### Data provided
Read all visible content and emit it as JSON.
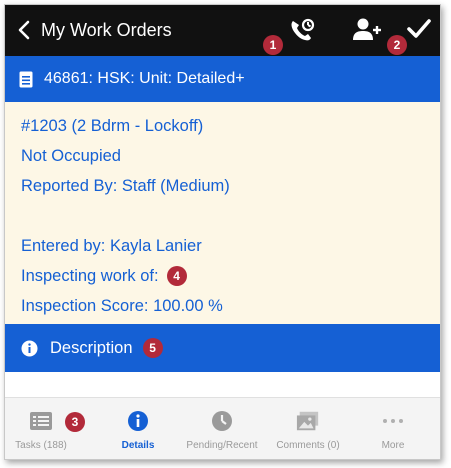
{
  "header": {
    "title": "My Work Orders",
    "badges": [
      "1",
      "2"
    ]
  },
  "work_order": {
    "title": "46861: HSK: Unit: Detailed+"
  },
  "details": {
    "unit": "#1203 (2 Bdrm - Lockoff)",
    "occupancy": "Not Occupied",
    "reported_by": "Reported By: Staff  (Medium)",
    "entered_by": "Entered by: Kayla Lanier",
    "inspecting": "Inspecting work of:",
    "inspecting_badge": "4",
    "score": "Inspection Score: 100.00 %"
  },
  "description": {
    "label": "Description",
    "badge": "5"
  },
  "tabs": [
    {
      "label": "Tasks (188)",
      "icon": "list-icon",
      "badge": "3"
    },
    {
      "label": "Details",
      "icon": "info-icon",
      "active": true
    },
    {
      "label": "Pending/Recent",
      "icon": "clock-icon"
    },
    {
      "label": "Comments (0)",
      "icon": "image-icon"
    },
    {
      "label": "More",
      "icon": "ellipsis-icon"
    }
  ],
  "colors": {
    "topbar": "#111111",
    "primary_blue": "#1560d4",
    "details_bg": "#fdf7e6",
    "badge_red": "#b22a3a"
  }
}
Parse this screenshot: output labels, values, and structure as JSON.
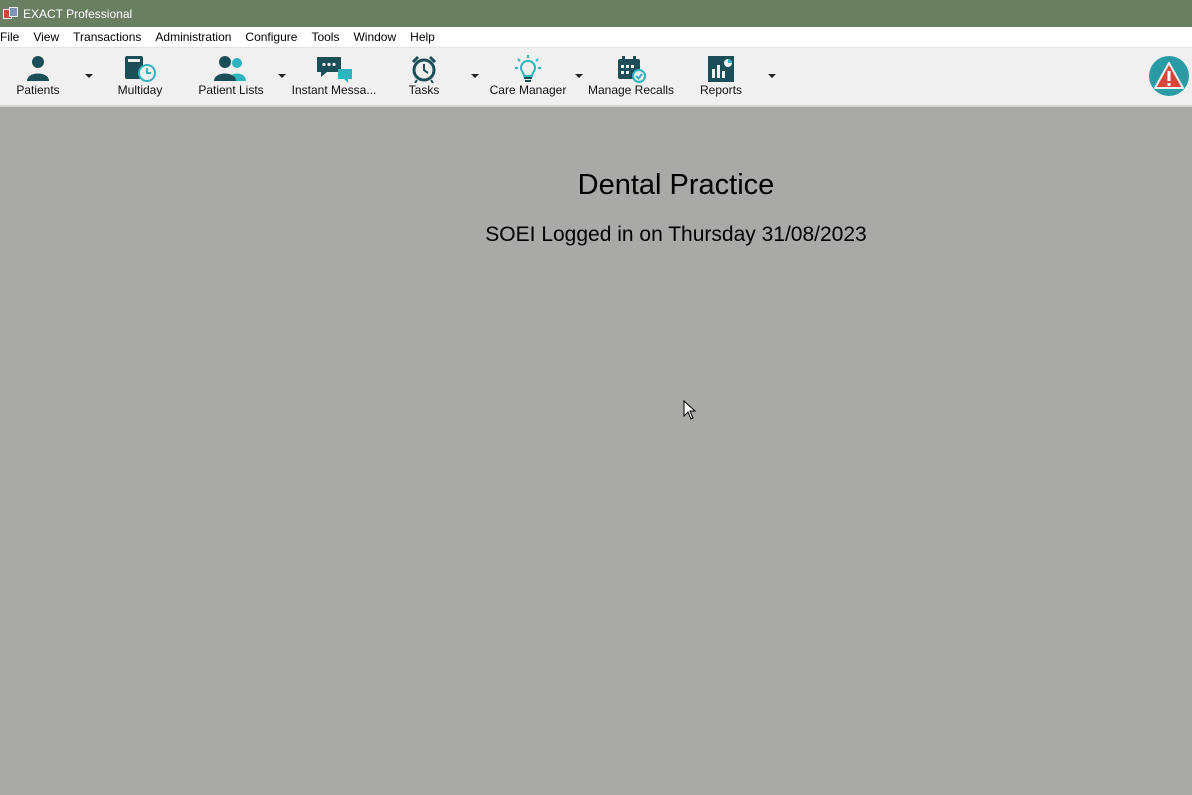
{
  "window": {
    "title": "EXACT Professional"
  },
  "menu": [
    "File",
    "View",
    "Transactions",
    "Administration",
    "Configure",
    "Tools",
    "Window",
    "Help"
  ],
  "toolbar": {
    "patients": "Patients",
    "multiday": "Multiday",
    "patient_lists": "Patient Lists",
    "instant_messages": "Instant Messa...",
    "tasks": "Tasks",
    "care_manager": "Care Manager",
    "manage_recalls": "Manage Recalls",
    "reports": "Reports"
  },
  "icons": {
    "patients": "person-icon",
    "multiday": "book-clock-icon",
    "patient_lists": "people-icon",
    "instant_messages": "chat-bubbles-icon",
    "tasks": "alarm-clock-icon",
    "care_manager": "lightbulb-icon",
    "manage_recalls": "calendar-check-icon",
    "reports": "report-chart-icon",
    "alert": "warning-triangle-icon"
  },
  "colors": {
    "titlebar": "#6a7f62",
    "icon_dark": "#1b4e57",
    "icon_accent": "#2fb3bf",
    "alert_bg": "#2a9ba4",
    "alert_triangle": "#d9453a",
    "workspace": "#a9a9a7"
  },
  "main": {
    "practice_name": "Dental Practice",
    "login_status": "SOEI Logged in on Thursday 31/08/2023"
  }
}
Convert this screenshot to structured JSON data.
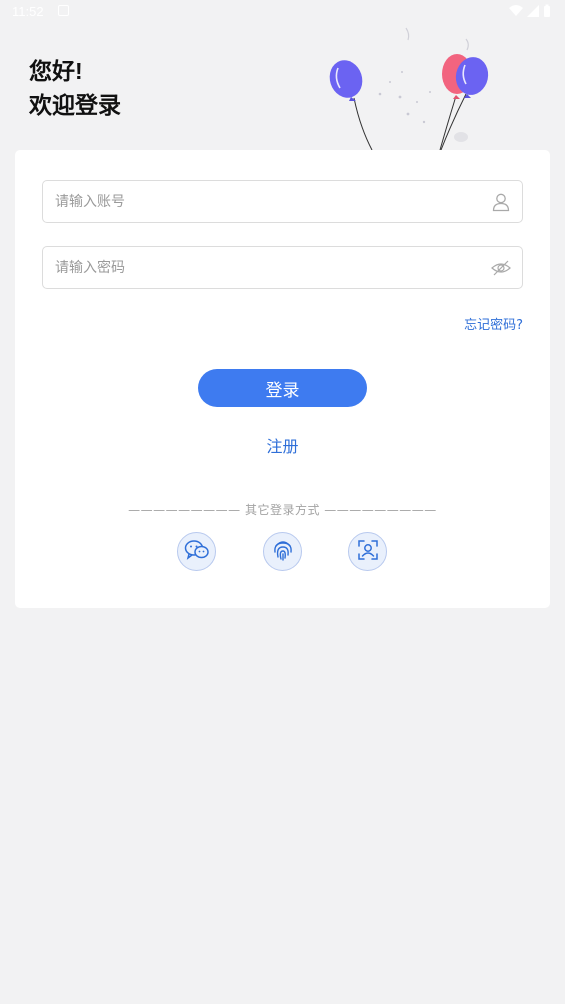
{
  "status_bar": {
    "time": "11:52",
    "notification_icon": "download-notification-icon",
    "right_icons": [
      "wifi-icon",
      "cellular-signal-icon",
      "battery-icon"
    ]
  },
  "header": {
    "line1": "您好!",
    "line2": "欢迎登录"
  },
  "login_form": {
    "account_placeholder": "请输入账号",
    "account_value": "",
    "account_icon": "user-icon",
    "password_placeholder": "请输入密码",
    "password_value": "",
    "password_icon": "eye-hidden-icon",
    "forgot_password": "忘记密码?",
    "login_button": "登录",
    "register_link": "注册"
  },
  "other_login": {
    "title": "————————— 其它登录方式 —————————",
    "methods": [
      {
        "name": "wechat",
        "icon": "wechat-icon"
      },
      {
        "name": "fingerprint",
        "icon": "fingerprint-icon"
      },
      {
        "name": "face",
        "icon": "face-recognition-icon"
      }
    ]
  },
  "colors": {
    "primary": "#3e7bf0",
    "link": "#2f6fd8",
    "background": "#f2f2f3",
    "balloon_purple": "#6b63f2",
    "balloon_pink": "#f2647f"
  }
}
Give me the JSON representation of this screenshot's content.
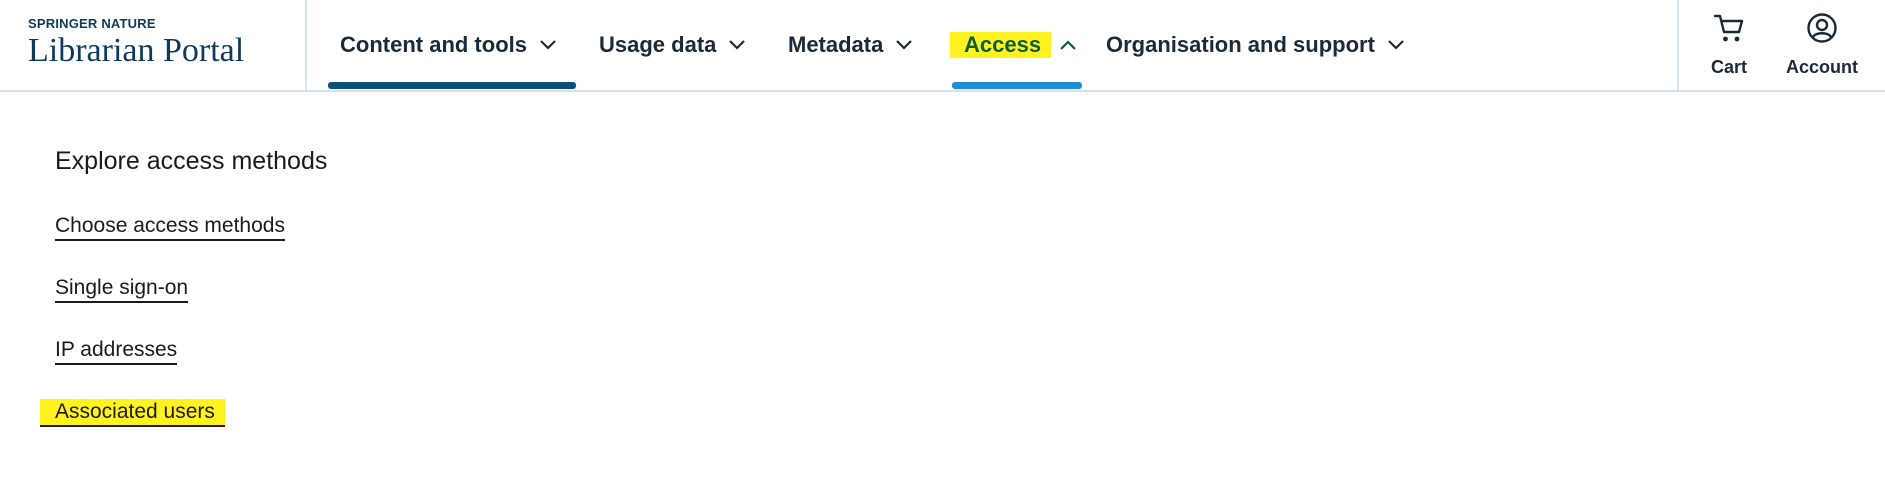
{
  "brand": {
    "sub": "SPRINGER NATURE",
    "title": "Librarian Portal"
  },
  "nav": {
    "items": [
      {
        "label": "Content and tools"
      },
      {
        "label": "Usage data"
      },
      {
        "label": "Metadata"
      },
      {
        "label": "Access"
      },
      {
        "label": "Organisation and support"
      }
    ]
  },
  "utility": {
    "cart_label": "Cart",
    "account_label": "Account"
  },
  "panel": {
    "title": "Explore access methods",
    "links": [
      {
        "label": "Choose access methods"
      },
      {
        "label": "Single sign-on"
      },
      {
        "label": "IP addresses"
      },
      {
        "label": "Associated users"
      }
    ]
  },
  "colors": {
    "brand": "#0e3a5b",
    "highlight": "#fff21f",
    "active_text": "#0b5e3a",
    "underline_dark": "#0e4f7a",
    "underline_light": "#1f8dd6"
  }
}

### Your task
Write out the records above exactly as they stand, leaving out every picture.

### Exercise result
Read all visible content and emit it as JSON.
{
  "header": {
    "title": "My Work Orders",
    "badges": [
      "1",
      "2"
    ]
  },
  "work_order": {
    "title": "46861: HSK: Unit: Detailed+"
  },
  "details": {
    "unit": "#1203 (2 Bdrm - Lockoff)",
    "occupancy": "Not Occupied",
    "reported_by": "Reported By: Staff  (Medium)",
    "entered_by": "Entered by: Kayla Lanier",
    "inspecting": "Inspecting work of:",
    "inspecting_badge": "4",
    "score": "Inspection Score: 100.00 %"
  },
  "description": {
    "label": "Description",
    "badge": "5"
  },
  "tabs": [
    {
      "label": "Tasks (188)",
      "icon": "list-icon",
      "badge": "3"
    },
    {
      "label": "Details",
      "icon": "info-icon",
      "active": true
    },
    {
      "label": "Pending/Recent",
      "icon": "clock-icon"
    },
    {
      "label": "Comments (0)",
      "icon": "image-icon"
    },
    {
      "label": "More",
      "icon": "ellipsis-icon"
    }
  ],
  "colors": {
    "topbar": "#111111",
    "primary_blue": "#1560d4",
    "details_bg": "#fdf7e6",
    "badge_red": "#b22a3a"
  }
}
Parse this screenshot: output labels, values, and structure as JSON.
{
  "window": {
    "title": "EXACT Professional"
  },
  "menu": [
    "File",
    "View",
    "Transactions",
    "Administration",
    "Configure",
    "Tools",
    "Window",
    "Help"
  ],
  "toolbar": {
    "patients": "Patients",
    "multiday": "Multiday",
    "patient_lists": "Patient Lists",
    "instant_messages": "Instant Messa...",
    "tasks": "Tasks",
    "care_manager": "Care Manager",
    "manage_recalls": "Manage Recalls",
    "reports": "Reports"
  },
  "icons": {
    "patients": "person-icon",
    "multiday": "book-clock-icon",
    "patient_lists": "people-icon",
    "instant_messages": "chat-bubbles-icon",
    "tasks": "alarm-clock-icon",
    "care_manager": "lightbulb-icon",
    "manage_recalls": "calendar-check-icon",
    "reports": "report-chart-icon",
    "alert": "warning-triangle-icon"
  },
  "colors": {
    "titlebar": "#6a7f62",
    "icon_dark": "#1b4e57",
    "icon_accent": "#2fb3bf",
    "alert_bg": "#2a9ba4",
    "alert_triangle": "#d9453a",
    "workspace": "#a9a9a7"
  },
  "main": {
    "practice_name": "Dental Practice",
    "login_status": "SOEI Logged in on Thursday 31/08/2023"
  }
}
Convert this screenshot to structured JSON data.
{
  "status_bar": {
    "time": "11:52",
    "notification_icon": "download-notification-icon",
    "right_icons": [
      "wifi-icon",
      "cellular-signal-icon",
      "battery-icon"
    ]
  },
  "header": {
    "line1": "您好!",
    "line2": "欢迎登录"
  },
  "login_form": {
    "account_placeholder": "请输入账号",
    "account_value": "",
    "account_icon": "user-icon",
    "password_placeholder": "请输入密码",
    "password_value": "",
    "password_icon": "eye-hidden-icon",
    "forgot_password": "忘记密码?",
    "login_button": "登录",
    "register_link": "注册"
  },
  "other_login": {
    "title": "————————— 其它登录方式 —————————",
    "methods": [
      {
        "name": "wechat",
        "icon": "wechat-icon"
      },
      {
        "name": "fingerprint",
        "icon": "fingerprint-icon"
      },
      {
        "name": "face",
        "icon": "face-recognition-icon"
      }
    ]
  },
  "colors": {
    "primary": "#3e7bf0",
    "link": "#2f6fd8",
    "background": "#f2f2f3",
    "balloon_purple": "#6b63f2",
    "balloon_pink": "#f2647f"
  }
}
Give me the JSON representation of this screenshot's content.
{
  "brand": {
    "sub": "SPRINGER NATURE",
    "title": "Librarian Portal"
  },
  "nav": {
    "items": [
      {
        "label": "Content and tools"
      },
      {
        "label": "Usage data"
      },
      {
        "label": "Metadata"
      },
      {
        "label": "Access"
      },
      {
        "label": "Organisation and support"
      }
    ]
  },
  "utility": {
    "cart_label": "Cart",
    "account_label": "Account"
  },
  "panel": {
    "title": "Explore access methods",
    "links": [
      {
        "label": "Choose access methods"
      },
      {
        "label": "Single sign-on"
      },
      {
        "label": "IP addresses"
      },
      {
        "label": "Associated users"
      }
    ]
  },
  "colors": {
    "brand": "#0e3a5b",
    "highlight": "#fff21f",
    "active_text": "#0b5e3a",
    "underline_dark": "#0e4f7a",
    "underline_light": "#1f8dd6"
  }
}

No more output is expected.